- About this task -
Set down all of the entries below word for word, with the pictures left out.

_ _ _ _

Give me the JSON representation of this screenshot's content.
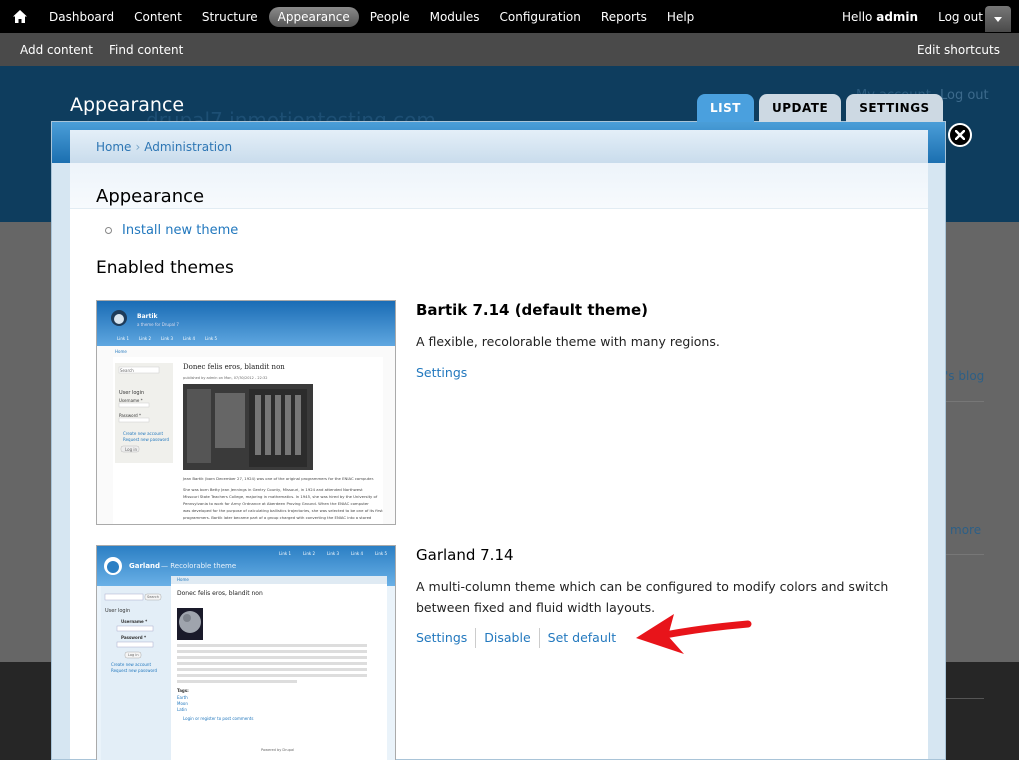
{
  "toolbar": {
    "items": [
      "Dashboard",
      "Content",
      "Structure",
      "Appearance",
      "People",
      "Modules",
      "Configuration",
      "Reports",
      "Help"
    ],
    "active": "Appearance",
    "hello_prefix": "Hello",
    "username": "admin",
    "logout": "Log out"
  },
  "shortcuts": {
    "items": [
      "Add content",
      "Find content"
    ],
    "edit": "Edit shortcuts"
  },
  "background": {
    "title": "Appearance",
    "site_name": "drupal7.inmotiontesting.com",
    "my_account": "My account",
    "logout": "Log out",
    "blog_link": "'s blog",
    "more_link": "more"
  },
  "tabs": [
    "LIST",
    "UPDATE",
    "SETTINGS"
  ],
  "active_tab": "LIST",
  "breadcrumb": [
    "Home",
    "Administration"
  ],
  "breadcrumb_sep": "›",
  "page_title": "Appearance",
  "action_link": "Install new theme",
  "enabled_heading": "Enabled themes",
  "themes": [
    {
      "name": "Bartik 7.14 (default theme)",
      "description": "A flexible, recolorable theme with many regions.",
      "links": [
        "Settings"
      ],
      "screenshot": {
        "site": "Bartik",
        "slogan": "a theme for Drupal 7",
        "nav": [
          "Link 1",
          "Link 2",
          "Link 3",
          "Link 4",
          "Link 5"
        ],
        "home": "Home",
        "search": "Search",
        "user_login": "User login",
        "username": "Username *",
        "password": "Password *",
        "create": "Create new account",
        "request": "Request new password",
        "login_btn": "Log in",
        "article_title": "Donec felis eros, blandit non",
        "meta": "published by admin on Mon, 07/30/2012 - 22:32",
        "body1": "Jean Bartik (born December 27, 1924) was one of the original programmers for the ENIAC computer.",
        "body2": "She was born Betty Jean Jennings in Gentry County, Missouri, in 1924 and attended Northwest",
        "body3": "Missouri State Teachers College, majoring in mathematics. In 1945, she was hired by the University of",
        "body4": "Pennsylvania to work for Army Ordnance at Aberdeen Proving Ground. When the ENIAC computer",
        "body5": "was developed for the purpose of calculating ballistics trajectories, she was selected to be one of its first",
        "body6": "programmers. Bartik later became part of a group charged with converting the ENIAC into a stored"
      }
    },
    {
      "name": "Garland 7.14",
      "description": "A multi-column theme which can be configured to modify colors and switch between fixed and fluid width layouts.",
      "links": [
        "Settings",
        "Disable",
        "Set default"
      ],
      "screenshot": {
        "site": "Garland",
        "slogan": "— Recolorable theme",
        "nav": [
          "Link 1",
          "Link 2",
          "Link 3",
          "Link 4",
          "Link 5"
        ],
        "home": "Home",
        "search": "Search",
        "user_login": "User login",
        "username": "Username *",
        "password": "Password *",
        "login_btn": "Log in",
        "create": "Create new account",
        "request": "Request new password",
        "article_title": "Donec felis eros, blandit non",
        "tags_label": "Tags:",
        "tags": [
          "Earth",
          "Moon",
          "Latin"
        ],
        "login_note": "Login or register to post comments",
        "powered": "Powered by Drupal"
      }
    }
  ],
  "colors": {
    "accent": "#2278be",
    "tab_active": "#4aa0de",
    "arrow": "#e8141a"
  }
}
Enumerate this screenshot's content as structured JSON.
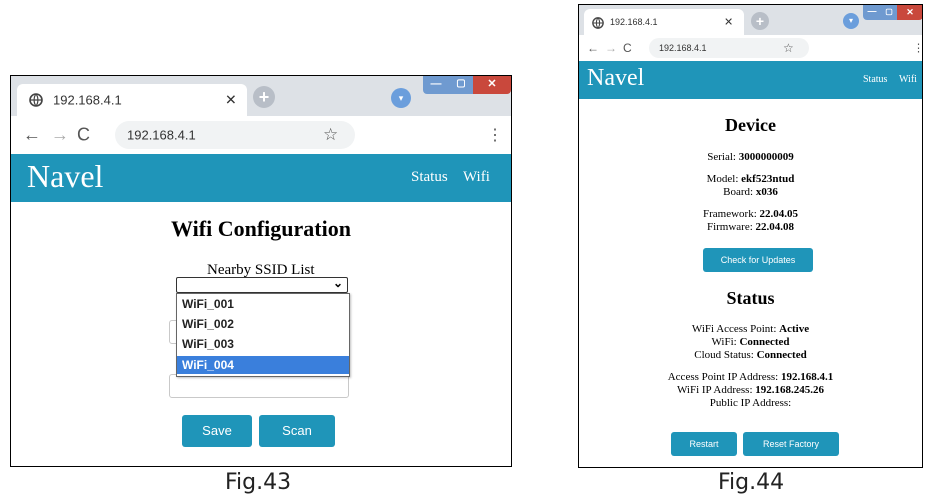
{
  "left": {
    "tab_title": "192.168.4.1",
    "address": "192.168.4.1",
    "brand": "Navel",
    "nav": [
      "Status",
      "Wifi"
    ],
    "heading": "Wifi Configuration",
    "ssid_label": "Nearby SSID List",
    "ssid_selected": "",
    "options": [
      "WiFi_001",
      "WiFi_002",
      "WiFi_003",
      "WiFi_004"
    ],
    "highlighted_option": "WiFi_004",
    "save_label": "Save",
    "scan_label": "Scan",
    "caption": "Fig.43"
  },
  "right": {
    "tab_title": "192.168.4.1",
    "address": "192.168.4.1",
    "brand": "Navel",
    "nav": [
      "Status",
      "Wifi"
    ],
    "device_heading": "Device",
    "serial_label": "Serial:",
    "serial_value": "3000000009",
    "model_label": "Model:",
    "model_value": "ekf523ntud",
    "board_label": "Board:",
    "board_value": "x036",
    "framework_label": "Framework:",
    "framework_value": "22.04.05",
    "firmware_label": "Firmware:",
    "firmware_value": "22.04.08",
    "check_updates_label": "Check for Updates",
    "status_heading": "Status",
    "ap_label": "WiFi Access Point:",
    "ap_value": "Active",
    "wifi_label": "WiFi:",
    "wifi_value": "Connected",
    "cloud_label": "Cloud Status:",
    "cloud_value": "Connected",
    "ap_ip_label": "Access Point IP Address:",
    "ap_ip_value": "192.168.4.1",
    "wifi_ip_label": "WiFi IP Address:",
    "wifi_ip_value": "192.168.245.26",
    "public_ip_label": "Public IP Address:",
    "restart_label": "Restart",
    "reset_label": "Reset Factory",
    "caption": "Fig.44"
  },
  "colors": {
    "accent": "#1f95b9",
    "highlight": "#3a7fdc",
    "tabstrip": "#dde1e6"
  }
}
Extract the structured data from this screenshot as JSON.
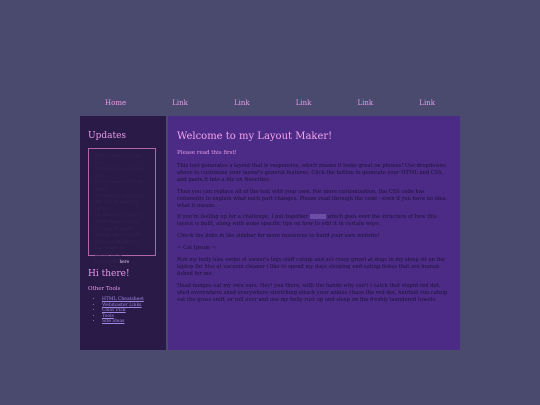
{
  "nav": {
    "items": [
      "Home",
      "Link",
      "Link",
      "Link",
      "Link",
      "Link"
    ]
  },
  "sidebar": {
    "updates_title": "Updates",
    "updates_lines": [
      "Here's where you can post",
      "site updates & changes!",
      "date",
      "Lorem ipsum dolor sit amet,",
      "consectetur adipiscing",
      "elit, sed do eiusmod tempor",
      "incididunt ut labore et",
      "dolore magna aliqua.",
      "Ut enim ad minim",
      "veniam, quis nostrud",
      "exercitation ullamco",
      "laboris nisi ut",
      "aliquip ex ea"
    ],
    "updates_link_prefix": "Read more",
    "updates_link": "here",
    "hi_title": "Hi there!",
    "other_tools": "Other Tools",
    "tools": [
      "HTML Cheatsheet",
      "Webmaster Links",
      "Color Pick",
      "Tools",
      "Site ideas"
    ]
  },
  "main": {
    "title": "Welcome to my Layout Maker!",
    "read_first": "Please read this first!",
    "p1": "This tool generates a layout that is responsive, which means it looks great on phones! Use dropdowns above to customize your layout's general features. Click the button to generate your HTML and CSS, and paste it into a file on Neocities.",
    "p2": "Then you can replace all of the text with your own. For more customization, the CSS code has comments to explain what each part changes. Please read through the code - even if you have no idea what it means.",
    "p3a": "If you're feeling up for a challenge, I put together",
    "p3b": "which goes over the structure of how this layout is built, along with some specific tips on how to edit it in certain ways.",
    "p4": "Check the links in the sidebar for more resources to build your own website!",
    "p5": "~ Cat Ipsum ~",
    "p6": "Rub my belly hiss swipe at owner's legs sniff catnip and act crazy growl at dogs in my sleep sit on the laptop for hiss at vacuum cleaner i like to spend my days sleeping and eating fishes that are human fished for me.",
    "p7": "Head nudges eat my own ears. Hey! you there, with the hands why can't i catch that stupid red dot, shed everywhere shed everywhere stretching attack your ankles chase the red dot, hairball run catnip eat the grass sniff, or roll over and use my belly rust up and sleep on the freshly laundered towels."
  }
}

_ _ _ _

- Written answer -
Give me the JSON representation of this screenshot's content.
{
  "toolbar": {
    "items": [
      "Dashboard",
      "Content",
      "Structure",
      "Appearance",
      "People",
      "Modules",
      "Configuration",
      "Reports",
      "Help"
    ],
    "active": "Appearance",
    "hello_prefix": "Hello",
    "username": "admin",
    "logout": "Log out"
  },
  "shortcuts": {
    "items": [
      "Add content",
      "Find content"
    ],
    "edit": "Edit shortcuts"
  },
  "background": {
    "title": "Appearance",
    "site_name": "drupal7.inmotiontesting.com",
    "my_account": "My account",
    "logout": "Log out",
    "blog_link": "'s blog",
    "more_link": "more"
  },
  "tabs": [
    "LIST",
    "UPDATE",
    "SETTINGS"
  ],
  "active_tab": "LIST",
  "breadcrumb": [
    "Home",
    "Administration"
  ],
  "breadcrumb_sep": "›",
  "page_title": "Appearance",
  "action_link": "Install new theme",
  "enabled_heading": "Enabled themes",
  "themes": [
    {
      "name": "Bartik 7.14 (default theme)",
      "description": "A flexible, recolorable theme with many regions.",
      "links": [
        "Settings"
      ],
      "screenshot": {
        "site": "Bartik",
        "slogan": "a theme for Drupal 7",
        "nav": [
          "Link 1",
          "Link 2",
          "Link 3",
          "Link 4",
          "Link 5"
        ],
        "home": "Home",
        "search": "Search",
        "user_login": "User login",
        "username": "Username *",
        "password": "Password *",
        "create": "Create new account",
        "request": "Request new password",
        "login_btn": "Log in",
        "article_title": "Donec felis eros, blandit non",
        "meta": "published by admin on Mon, 07/30/2012 - 22:32",
        "body1": "Jean Bartik (born December 27, 1924) was one of the original programmers for the ENIAC computer.",
        "body2": "She was born Betty Jean Jennings in Gentry County, Missouri, in 1924 and attended Northwest",
        "body3": "Missouri State Teachers College, majoring in mathematics. In 1945, she was hired by the University of",
        "body4": "Pennsylvania to work for Army Ordnance at Aberdeen Proving Ground. When the ENIAC computer",
        "body5": "was developed for the purpose of calculating ballistics trajectories, she was selected to be one of its first",
        "body6": "programmers. Bartik later became part of a group charged with converting the ENIAC into a stored"
      }
    },
    {
      "name": "Garland 7.14",
      "description": "A multi-column theme which can be configured to modify colors and switch between fixed and fluid width layouts.",
      "links": [
        "Settings",
        "Disable",
        "Set default"
      ],
      "screenshot": {
        "site": "Garland",
        "slogan": "— Recolorable theme",
        "nav": [
          "Link 1",
          "Link 2",
          "Link 3",
          "Link 4",
          "Link 5"
        ],
        "home": "Home",
        "search": "Search",
        "user_login": "User login",
        "username": "Username *",
        "password": "Password *",
        "login_btn": "Log in",
        "create": "Create new account",
        "request": "Request new password",
        "article_title": "Donec felis eros, blandit non",
        "tags_label": "Tags:",
        "tags": [
          "Earth",
          "Moon",
          "Latin"
        ],
        "login_note": "Login or register to post comments",
        "powered": "Powered by Drupal"
      }
    }
  ],
  "colors": {
    "accent": "#2278be",
    "tab_active": "#4aa0de",
    "arrow": "#e8141a"
  }
}
Enumerate this screenshot's content as structured JSON.
{
  "left": {
    "tab_title": "192.168.4.1",
    "address": "192.168.4.1",
    "brand": "Navel",
    "nav": [
      "Status",
      "Wifi"
    ],
    "heading": "Wifi Configuration",
    "ssid_label": "Nearby SSID List",
    "ssid_selected": "",
    "options": [
      "WiFi_001",
      "WiFi_002",
      "WiFi_003",
      "WiFi_004"
    ],
    "highlighted_option": "WiFi_004",
    "save_label": "Save",
    "scan_label": "Scan",
    "caption": "Fig.43"
  },
  "right": {
    "tab_title": "192.168.4.1",
    "address": "192.168.4.1",
    "brand": "Navel",
    "nav": [
      "Status",
      "Wifi"
    ],
    "device_heading": "Device",
    "serial_label": "Serial:",
    "serial_value": "3000000009",
    "model_label": "Model:",
    "model_value": "ekf523ntud",
    "board_label": "Board:",
    "board_value": "x036",
    "framework_label": "Framework:",
    "framework_value": "22.04.05",
    "firmware_label": "Firmware:",
    "firmware_value": "22.04.08",
    "check_updates_label": "Check for Updates",
    "status_heading": "Status",
    "ap_label": "WiFi Access Point:",
    "ap_value": "Active",
    "wifi_label": "WiFi:",
    "wifi_value": "Connected",
    "cloud_label": "Cloud Status:",
    "cloud_value": "Connected",
    "ap_ip_label": "Access Point IP Address:",
    "ap_ip_value": "192.168.4.1",
    "wifi_ip_label": "WiFi IP Address:",
    "wifi_ip_value": "192.168.245.26",
    "public_ip_label": "Public IP Address:",
    "restart_label": "Restart",
    "reset_label": "Reset Factory",
    "caption": "Fig.44"
  },
  "colors": {
    "accent": "#1f95b9",
    "highlight": "#3a7fdc",
    "tabstrip": "#dde1e6"
  }
}
Extract the structured data from this screenshot as JSON.
{
  "nav": {
    "items": [
      "Home",
      "Link",
      "Link",
      "Link",
      "Link",
      "Link"
    ]
  },
  "sidebar": {
    "updates_title": "Updates",
    "updates_lines": [
      "Here's where you can post",
      "site updates & changes!",
      "date",
      "Lorem ipsum dolor sit amet,",
      "consectetur adipiscing",
      "elit, sed do eiusmod tempor",
      "incididunt ut labore et",
      "dolore magna aliqua.",
      "Ut enim ad minim",
      "veniam, quis nostrud",
      "exercitation ullamco",
      "laboris nisi ut",
      "aliquip ex ea"
    ],
    "updates_link_prefix": "Read more",
    "updates_link": "here",
    "hi_title": "Hi there!",
    "other_tools": "Other Tools",
    "tools": [
      "HTML Cheatsheet",
      "Webmaster Links",
      "Color Pick",
      "Tools",
      "Site ideas"
    ]
  },
  "main": {
    "title": "Welcome to my Layout Maker!",
    "read_first": "Please read this first!",
    "p1": "This tool generates a layout that is responsive, which means it looks great on phones! Use dropdowns above to customize your layout's general features. Click the button to generate your HTML and CSS, and paste it into a file on Neocities.",
    "p2": "Then you can replace all of the text with your own. For more customization, the CSS code has comments to explain what each part changes. Please read through the code - even if you have no idea what it means.",
    "p3a": "If you're feeling up for a challenge, I put together",
    "p3b": "which goes over the structure of how this layout is built, along with some specific tips on how to edit it in certain ways.",
    "p4": "Check the links in the sidebar for more resources to build your own website!",
    "p5": "~ Cat Ipsum ~",
    "p6": "Rub my belly hiss swipe at owner's legs sniff catnip and act crazy growl at dogs in my sleep sit on the laptop for hiss at vacuum cleaner i like to spend my days sleeping and eating fishes that are human fished for me.",
    "p7": "Head nudges eat my own ears. Hey! you there, with the hands why can't i catch that stupid red dot, shed everywhere shed everywhere stretching attack your ankles chase the red dot, hairball run catnip eat the grass sniff, or roll over and use my belly rust up and sleep on the freshly laundered towels."
  }
}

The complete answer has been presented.